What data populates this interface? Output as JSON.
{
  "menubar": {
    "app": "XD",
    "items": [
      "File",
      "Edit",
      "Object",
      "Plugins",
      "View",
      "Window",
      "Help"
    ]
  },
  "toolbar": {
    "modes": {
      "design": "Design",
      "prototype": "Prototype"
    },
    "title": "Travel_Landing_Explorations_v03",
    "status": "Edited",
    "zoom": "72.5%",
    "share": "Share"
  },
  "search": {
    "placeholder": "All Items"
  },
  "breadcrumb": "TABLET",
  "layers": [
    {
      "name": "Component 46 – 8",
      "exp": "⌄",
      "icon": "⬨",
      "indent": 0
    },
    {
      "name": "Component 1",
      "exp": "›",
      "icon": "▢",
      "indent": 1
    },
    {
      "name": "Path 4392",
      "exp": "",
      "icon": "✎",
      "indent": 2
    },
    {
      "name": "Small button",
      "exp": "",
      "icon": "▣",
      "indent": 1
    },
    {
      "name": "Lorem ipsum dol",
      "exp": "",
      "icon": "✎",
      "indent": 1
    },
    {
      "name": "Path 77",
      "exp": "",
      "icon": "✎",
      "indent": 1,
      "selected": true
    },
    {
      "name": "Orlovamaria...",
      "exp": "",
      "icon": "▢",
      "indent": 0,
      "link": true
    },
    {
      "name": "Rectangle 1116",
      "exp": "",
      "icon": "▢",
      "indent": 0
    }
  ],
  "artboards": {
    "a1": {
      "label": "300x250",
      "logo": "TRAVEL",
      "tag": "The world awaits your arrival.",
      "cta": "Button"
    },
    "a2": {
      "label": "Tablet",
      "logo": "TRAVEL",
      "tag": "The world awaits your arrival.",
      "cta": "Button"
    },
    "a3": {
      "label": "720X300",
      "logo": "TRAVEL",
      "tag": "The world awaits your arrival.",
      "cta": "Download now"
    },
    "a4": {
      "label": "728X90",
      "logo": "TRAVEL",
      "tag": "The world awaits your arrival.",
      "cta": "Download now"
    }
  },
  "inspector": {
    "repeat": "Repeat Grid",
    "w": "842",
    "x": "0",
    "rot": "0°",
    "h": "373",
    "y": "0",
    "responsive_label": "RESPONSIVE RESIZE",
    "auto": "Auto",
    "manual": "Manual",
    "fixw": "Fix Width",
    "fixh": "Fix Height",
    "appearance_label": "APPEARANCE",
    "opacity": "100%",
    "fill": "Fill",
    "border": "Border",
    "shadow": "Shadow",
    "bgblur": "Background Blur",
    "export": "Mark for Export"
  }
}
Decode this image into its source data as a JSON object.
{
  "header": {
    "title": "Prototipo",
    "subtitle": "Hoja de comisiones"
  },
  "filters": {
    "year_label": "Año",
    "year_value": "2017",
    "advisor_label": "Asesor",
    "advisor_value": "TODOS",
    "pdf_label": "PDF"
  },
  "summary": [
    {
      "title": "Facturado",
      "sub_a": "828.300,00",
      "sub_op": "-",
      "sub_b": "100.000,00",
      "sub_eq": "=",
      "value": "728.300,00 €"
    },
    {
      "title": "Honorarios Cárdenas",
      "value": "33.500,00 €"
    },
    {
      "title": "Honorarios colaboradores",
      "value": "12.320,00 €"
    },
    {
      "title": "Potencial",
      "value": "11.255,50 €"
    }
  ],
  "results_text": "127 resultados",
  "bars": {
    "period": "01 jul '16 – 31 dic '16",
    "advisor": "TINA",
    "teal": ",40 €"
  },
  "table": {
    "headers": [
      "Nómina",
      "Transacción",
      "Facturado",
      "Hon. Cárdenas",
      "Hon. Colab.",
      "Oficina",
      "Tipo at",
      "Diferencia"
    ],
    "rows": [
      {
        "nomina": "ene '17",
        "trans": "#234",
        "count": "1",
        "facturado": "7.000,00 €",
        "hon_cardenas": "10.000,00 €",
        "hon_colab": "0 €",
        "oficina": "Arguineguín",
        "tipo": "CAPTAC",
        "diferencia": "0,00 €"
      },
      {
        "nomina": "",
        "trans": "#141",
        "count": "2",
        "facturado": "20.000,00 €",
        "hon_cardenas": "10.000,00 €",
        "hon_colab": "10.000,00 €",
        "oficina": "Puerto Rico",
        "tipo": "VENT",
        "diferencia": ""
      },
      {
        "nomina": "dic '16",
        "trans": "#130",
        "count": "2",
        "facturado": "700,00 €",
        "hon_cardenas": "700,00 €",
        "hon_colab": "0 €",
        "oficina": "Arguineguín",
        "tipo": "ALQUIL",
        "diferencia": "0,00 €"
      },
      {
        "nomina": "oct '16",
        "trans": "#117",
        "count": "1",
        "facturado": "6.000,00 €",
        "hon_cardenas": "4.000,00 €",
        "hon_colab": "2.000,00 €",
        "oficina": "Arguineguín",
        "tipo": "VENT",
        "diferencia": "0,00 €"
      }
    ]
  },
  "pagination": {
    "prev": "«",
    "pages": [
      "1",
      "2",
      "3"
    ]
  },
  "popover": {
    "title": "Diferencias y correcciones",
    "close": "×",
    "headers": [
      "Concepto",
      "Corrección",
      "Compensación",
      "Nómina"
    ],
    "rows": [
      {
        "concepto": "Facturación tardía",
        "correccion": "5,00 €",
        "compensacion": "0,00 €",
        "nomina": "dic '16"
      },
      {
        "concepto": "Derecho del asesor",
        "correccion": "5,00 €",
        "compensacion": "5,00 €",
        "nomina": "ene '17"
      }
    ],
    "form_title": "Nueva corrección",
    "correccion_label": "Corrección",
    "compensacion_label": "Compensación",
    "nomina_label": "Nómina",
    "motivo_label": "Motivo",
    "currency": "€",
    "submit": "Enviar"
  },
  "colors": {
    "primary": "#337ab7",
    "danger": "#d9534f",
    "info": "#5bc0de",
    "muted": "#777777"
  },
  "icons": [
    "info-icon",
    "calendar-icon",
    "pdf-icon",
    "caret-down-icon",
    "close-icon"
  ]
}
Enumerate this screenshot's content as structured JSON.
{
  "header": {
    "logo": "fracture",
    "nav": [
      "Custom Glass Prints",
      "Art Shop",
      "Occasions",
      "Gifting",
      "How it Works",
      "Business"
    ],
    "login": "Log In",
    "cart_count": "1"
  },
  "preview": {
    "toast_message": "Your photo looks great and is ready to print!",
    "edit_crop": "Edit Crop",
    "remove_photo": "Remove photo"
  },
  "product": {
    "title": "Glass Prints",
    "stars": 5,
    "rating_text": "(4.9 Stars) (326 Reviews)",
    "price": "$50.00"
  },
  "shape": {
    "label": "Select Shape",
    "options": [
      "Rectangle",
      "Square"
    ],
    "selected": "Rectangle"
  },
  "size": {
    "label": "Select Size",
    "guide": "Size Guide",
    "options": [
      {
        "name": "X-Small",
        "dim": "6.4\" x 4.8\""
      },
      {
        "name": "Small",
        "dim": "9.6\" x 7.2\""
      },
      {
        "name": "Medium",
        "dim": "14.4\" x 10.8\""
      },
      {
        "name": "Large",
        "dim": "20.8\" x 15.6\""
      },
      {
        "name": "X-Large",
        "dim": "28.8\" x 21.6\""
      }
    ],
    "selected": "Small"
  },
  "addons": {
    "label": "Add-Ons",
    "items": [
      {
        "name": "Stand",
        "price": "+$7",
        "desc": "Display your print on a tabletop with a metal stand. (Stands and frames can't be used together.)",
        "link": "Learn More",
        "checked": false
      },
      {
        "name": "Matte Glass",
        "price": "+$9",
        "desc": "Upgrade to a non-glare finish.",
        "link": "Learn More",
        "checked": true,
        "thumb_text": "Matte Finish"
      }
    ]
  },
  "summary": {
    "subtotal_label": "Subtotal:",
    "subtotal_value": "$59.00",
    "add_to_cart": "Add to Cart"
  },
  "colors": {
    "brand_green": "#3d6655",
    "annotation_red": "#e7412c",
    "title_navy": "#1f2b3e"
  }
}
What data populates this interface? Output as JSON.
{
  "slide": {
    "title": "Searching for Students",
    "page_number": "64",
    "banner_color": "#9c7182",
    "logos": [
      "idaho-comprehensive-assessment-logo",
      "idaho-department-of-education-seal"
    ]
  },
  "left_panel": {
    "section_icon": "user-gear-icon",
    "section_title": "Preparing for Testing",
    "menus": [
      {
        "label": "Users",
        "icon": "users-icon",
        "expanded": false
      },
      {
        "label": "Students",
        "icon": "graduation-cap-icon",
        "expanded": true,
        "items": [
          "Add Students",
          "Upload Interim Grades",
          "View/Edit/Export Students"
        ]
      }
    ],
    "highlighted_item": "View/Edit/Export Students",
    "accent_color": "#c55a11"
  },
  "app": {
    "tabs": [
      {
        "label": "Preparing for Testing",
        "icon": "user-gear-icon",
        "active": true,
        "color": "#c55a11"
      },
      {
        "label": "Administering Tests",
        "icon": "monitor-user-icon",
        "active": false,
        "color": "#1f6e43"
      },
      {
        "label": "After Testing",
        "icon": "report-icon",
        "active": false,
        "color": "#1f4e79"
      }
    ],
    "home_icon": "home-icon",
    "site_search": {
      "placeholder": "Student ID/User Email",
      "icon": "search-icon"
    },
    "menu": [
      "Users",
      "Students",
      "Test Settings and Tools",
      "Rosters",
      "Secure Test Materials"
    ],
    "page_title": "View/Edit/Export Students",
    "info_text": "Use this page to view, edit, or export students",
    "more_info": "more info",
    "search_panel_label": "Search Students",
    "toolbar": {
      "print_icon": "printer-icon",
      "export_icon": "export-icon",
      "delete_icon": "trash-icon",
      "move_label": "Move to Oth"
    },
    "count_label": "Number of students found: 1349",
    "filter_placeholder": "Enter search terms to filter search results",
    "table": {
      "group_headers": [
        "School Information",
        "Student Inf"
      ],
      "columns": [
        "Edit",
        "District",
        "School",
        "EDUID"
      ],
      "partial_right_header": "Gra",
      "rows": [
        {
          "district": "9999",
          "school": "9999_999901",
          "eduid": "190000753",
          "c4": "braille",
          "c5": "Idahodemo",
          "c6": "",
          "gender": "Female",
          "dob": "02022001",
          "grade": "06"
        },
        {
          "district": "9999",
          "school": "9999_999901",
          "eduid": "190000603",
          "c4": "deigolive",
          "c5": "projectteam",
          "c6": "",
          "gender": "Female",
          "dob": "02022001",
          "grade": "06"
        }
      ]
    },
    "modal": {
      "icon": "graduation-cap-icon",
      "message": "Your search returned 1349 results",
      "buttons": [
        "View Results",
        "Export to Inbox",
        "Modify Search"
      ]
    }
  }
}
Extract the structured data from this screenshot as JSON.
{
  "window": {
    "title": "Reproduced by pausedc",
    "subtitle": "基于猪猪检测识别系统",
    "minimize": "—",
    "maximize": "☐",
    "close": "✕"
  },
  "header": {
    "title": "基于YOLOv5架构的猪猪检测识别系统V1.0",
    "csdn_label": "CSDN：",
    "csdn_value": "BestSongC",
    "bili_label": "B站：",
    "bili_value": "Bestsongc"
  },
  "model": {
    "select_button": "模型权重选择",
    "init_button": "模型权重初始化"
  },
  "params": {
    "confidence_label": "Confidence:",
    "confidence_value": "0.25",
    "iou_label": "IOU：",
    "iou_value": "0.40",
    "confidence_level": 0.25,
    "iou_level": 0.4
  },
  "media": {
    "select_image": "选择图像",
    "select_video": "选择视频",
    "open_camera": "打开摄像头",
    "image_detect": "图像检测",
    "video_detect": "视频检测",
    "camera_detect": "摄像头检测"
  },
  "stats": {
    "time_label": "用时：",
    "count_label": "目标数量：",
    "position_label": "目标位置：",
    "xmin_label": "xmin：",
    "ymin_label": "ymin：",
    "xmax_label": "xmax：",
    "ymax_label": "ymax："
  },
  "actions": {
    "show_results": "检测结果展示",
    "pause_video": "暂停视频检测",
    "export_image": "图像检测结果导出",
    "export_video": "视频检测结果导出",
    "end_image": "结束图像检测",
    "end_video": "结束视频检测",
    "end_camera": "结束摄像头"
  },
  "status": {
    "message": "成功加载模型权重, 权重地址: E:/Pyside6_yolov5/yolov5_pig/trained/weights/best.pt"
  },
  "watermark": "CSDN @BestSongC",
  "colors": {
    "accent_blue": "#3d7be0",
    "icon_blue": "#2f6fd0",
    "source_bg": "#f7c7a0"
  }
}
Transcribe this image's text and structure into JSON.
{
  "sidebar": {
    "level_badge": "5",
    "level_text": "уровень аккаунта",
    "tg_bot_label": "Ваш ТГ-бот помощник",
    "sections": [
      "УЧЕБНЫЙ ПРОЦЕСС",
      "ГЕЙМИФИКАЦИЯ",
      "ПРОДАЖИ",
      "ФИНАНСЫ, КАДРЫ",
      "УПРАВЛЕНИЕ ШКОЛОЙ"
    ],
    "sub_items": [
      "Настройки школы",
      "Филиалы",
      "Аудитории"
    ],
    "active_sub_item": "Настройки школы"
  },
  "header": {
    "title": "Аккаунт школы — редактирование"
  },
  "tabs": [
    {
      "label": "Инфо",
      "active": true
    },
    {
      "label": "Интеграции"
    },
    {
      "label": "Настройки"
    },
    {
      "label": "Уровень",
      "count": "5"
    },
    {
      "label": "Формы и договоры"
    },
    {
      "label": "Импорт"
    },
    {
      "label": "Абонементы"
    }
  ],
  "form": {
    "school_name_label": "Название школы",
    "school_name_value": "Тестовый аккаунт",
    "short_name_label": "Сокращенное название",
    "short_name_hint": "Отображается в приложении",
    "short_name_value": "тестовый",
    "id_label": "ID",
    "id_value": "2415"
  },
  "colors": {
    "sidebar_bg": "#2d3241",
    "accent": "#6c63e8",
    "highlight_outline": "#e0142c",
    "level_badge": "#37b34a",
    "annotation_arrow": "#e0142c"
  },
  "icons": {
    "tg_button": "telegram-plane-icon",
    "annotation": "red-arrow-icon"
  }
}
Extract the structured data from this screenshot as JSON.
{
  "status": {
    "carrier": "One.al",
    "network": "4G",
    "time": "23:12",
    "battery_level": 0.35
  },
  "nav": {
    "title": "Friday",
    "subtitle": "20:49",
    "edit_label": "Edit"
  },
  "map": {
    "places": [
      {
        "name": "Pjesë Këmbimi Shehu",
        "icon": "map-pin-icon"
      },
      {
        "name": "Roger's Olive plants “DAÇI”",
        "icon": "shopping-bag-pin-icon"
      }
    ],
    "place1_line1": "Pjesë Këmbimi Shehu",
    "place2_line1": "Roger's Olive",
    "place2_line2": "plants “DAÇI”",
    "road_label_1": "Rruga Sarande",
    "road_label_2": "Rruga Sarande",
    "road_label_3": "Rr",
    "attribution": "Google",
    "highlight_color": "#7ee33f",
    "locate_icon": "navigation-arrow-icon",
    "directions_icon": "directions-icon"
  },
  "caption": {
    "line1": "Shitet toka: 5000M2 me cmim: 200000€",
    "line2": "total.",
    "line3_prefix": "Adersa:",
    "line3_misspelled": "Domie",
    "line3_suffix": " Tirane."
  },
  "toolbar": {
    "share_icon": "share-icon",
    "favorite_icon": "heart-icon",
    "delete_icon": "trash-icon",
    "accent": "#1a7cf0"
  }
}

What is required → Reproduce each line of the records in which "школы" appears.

Your solution →
      "Настройки школы",
    "active_sub_item": "Настройки школы"
    "title": "Аккаунт школы — редактирование"
    "school_name_label": "Название школы",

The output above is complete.